The Toronto Blue Jays went into Citi Field in New York on Monday riding an 11-game winning streak. The Mets, who had baseball's other 11-game winning streak back in April, took care of that in dramatic fashion, beating the Jays in 11 innings, and giving rookie reliever Hansel Robles his 1st major league win, the 2nd rookie in as many days to do so, after Sean Gilmartin on Sunday.
Aside from scoring 2 runs in the top of the 11th off Robles, the Jays' offense consisted of two Jose Bautista homers, one each off starter Noah Syndergaard, and closer Jeurys Familia. Familia has blown two saves, but his mates have bailed him out both times.
For the 3rd time in six years, the Chicago Blackhawks hoisted the Stanley Cup on Monday, dispatching Tampa Bay to win the best of 7 series, 4-2. While the word "dynasty" will get tossed about with these 'Hawks, much like baseball's San Francisco Giants, this night was bittersweet for the 'Hawks and their fans.
You see, one of Chicago's greatest players, Stan Mikita, according to media reports, is dealing with dementia, and has lost his memories of his playing career. A wire service article making the rounds today suggests that this might be Lewy's Body Syndrome, the same disease that claimed radio & cartoon legend Casey Kasem a year ago this month. Understandably, Mikita wasn't in attendance for the finale, but as fans learned of his ordeal, the joy of their Blackhawks winning another Cup was tempered with sadness. Today's generation might remember Mikita only from a cameo appearance in "Wayne's World" back in 1992, having never seen him play. I barely remember seeing him on TV myself.
The winter sports season will end either tonight or Thursday, depending on how the remainder of the NBA Finals play out between Golden State and Cleveland, two teams whose fan bases have waited years for a title.
It's been 40 years since the Warriors, who moved west from Philadelphia, Wilt Chamberlain and all, many moons ago, were NBA champs. We all know the story in Cleveland. 51 years since any Cleveland sports team won a title. The closest they've come was when the Indians were beaten by the then-Florida Marlins in the 1997 World Series. LeBron James came home to bring a title to Cleveland, but has practically been forced to be a 1-man team due to injuries to teammates Kyrie Irving and Kevin Love. Golden State, whose 1st year coach, Steve Kerr, knows something about winning championships from his days in Chicago with some guy named Jordan, leads 3-2 going into tonight's game in Cleveland's Quicken Loans Arena, which has hosted the WWE the last two nights. I will not be surprised if they go to a game 7 in Oakland on Thursday.

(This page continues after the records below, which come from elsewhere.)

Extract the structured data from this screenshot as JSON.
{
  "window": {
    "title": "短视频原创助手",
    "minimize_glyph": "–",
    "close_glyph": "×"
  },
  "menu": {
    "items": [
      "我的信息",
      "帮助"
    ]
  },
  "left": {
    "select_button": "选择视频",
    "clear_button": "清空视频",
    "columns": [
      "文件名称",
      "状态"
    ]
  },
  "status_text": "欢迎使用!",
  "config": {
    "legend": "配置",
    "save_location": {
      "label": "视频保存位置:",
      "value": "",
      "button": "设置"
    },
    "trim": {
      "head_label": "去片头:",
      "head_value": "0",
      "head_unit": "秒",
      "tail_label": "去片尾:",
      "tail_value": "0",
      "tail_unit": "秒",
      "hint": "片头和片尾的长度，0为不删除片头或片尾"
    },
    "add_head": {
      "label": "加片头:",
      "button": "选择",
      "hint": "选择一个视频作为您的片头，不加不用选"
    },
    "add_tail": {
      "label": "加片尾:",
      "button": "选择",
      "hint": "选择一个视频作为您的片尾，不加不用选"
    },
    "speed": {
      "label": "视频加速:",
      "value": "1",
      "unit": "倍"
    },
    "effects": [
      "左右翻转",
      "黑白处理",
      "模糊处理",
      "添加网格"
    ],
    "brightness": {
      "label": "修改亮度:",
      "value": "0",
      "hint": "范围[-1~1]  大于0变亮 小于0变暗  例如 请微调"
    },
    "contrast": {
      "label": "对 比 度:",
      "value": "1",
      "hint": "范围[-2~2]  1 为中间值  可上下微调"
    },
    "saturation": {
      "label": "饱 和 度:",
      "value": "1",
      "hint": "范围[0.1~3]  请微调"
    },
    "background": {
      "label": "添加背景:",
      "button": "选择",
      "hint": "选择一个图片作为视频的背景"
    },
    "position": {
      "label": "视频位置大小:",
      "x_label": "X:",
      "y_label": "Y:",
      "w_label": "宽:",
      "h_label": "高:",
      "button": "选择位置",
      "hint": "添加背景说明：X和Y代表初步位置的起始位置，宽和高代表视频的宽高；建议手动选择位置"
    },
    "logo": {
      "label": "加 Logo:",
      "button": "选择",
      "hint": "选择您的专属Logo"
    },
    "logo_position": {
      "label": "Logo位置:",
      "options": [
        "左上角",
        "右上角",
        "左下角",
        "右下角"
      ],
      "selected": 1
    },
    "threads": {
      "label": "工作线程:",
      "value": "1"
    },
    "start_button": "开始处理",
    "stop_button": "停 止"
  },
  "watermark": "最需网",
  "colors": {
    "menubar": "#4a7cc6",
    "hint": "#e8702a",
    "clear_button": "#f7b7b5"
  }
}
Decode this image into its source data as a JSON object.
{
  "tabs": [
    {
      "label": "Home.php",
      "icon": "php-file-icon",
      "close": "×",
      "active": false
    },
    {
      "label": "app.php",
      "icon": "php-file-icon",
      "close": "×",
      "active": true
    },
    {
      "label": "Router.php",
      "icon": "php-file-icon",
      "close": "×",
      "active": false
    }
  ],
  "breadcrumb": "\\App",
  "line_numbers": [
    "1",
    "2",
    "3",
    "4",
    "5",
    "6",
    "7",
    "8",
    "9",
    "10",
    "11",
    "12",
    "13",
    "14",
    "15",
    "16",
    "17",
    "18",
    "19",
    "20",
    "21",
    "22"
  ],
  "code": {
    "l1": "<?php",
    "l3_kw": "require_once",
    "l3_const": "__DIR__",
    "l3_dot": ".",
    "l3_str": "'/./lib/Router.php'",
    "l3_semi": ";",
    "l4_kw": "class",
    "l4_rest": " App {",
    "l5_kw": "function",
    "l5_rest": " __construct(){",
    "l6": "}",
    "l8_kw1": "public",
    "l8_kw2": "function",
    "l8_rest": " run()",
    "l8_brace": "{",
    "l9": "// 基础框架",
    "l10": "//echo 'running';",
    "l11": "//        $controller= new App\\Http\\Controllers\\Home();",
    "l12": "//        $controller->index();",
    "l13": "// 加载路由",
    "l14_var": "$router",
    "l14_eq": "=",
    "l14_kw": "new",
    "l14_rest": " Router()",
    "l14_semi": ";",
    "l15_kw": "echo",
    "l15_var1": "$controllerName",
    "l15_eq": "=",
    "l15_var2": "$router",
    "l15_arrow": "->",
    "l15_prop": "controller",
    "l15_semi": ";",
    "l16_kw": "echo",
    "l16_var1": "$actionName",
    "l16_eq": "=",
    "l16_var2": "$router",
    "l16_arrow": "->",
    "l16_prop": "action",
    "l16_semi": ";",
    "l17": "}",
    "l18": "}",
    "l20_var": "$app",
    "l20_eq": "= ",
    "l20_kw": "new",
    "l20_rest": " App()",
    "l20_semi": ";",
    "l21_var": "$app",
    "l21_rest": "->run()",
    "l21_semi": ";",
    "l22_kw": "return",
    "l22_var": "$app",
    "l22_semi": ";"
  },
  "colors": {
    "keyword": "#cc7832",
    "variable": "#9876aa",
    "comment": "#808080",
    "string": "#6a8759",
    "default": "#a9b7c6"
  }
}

More Mets: The team finally cut bait on pitcher Dillon Gee on Monday, designating him for assignment after diminishing returns, due largely to injuries over the last three seasons, counting this one. Gee had been the subject of trade rumors the last several months, but there were no takers. The Mets have 10 days to release Gee (likely), trade him, or put him through waivers before sending him to their AAA team in Las Vegas (doubtful). Reliever Akeel Morris was called up Monday, all the way from their A team in Port St. Lucie. Anything, it seems, to avoid calling up another young gun in AAA in Steven Matz until such time where arbitration/free agent issues will not be a factor (see also Kris Bryant and other rookies).
The funny thing was, throughout Gee's tenure in New York, no one with any of the papers even thought about nicknaming him "Marshal", in reference to Matt Dillon from Gunsmoke, perhaps afraid some of today's readers might not get the reference, despite Gunsmoke being readily available on cable. Where's the fun in reading the papers these days?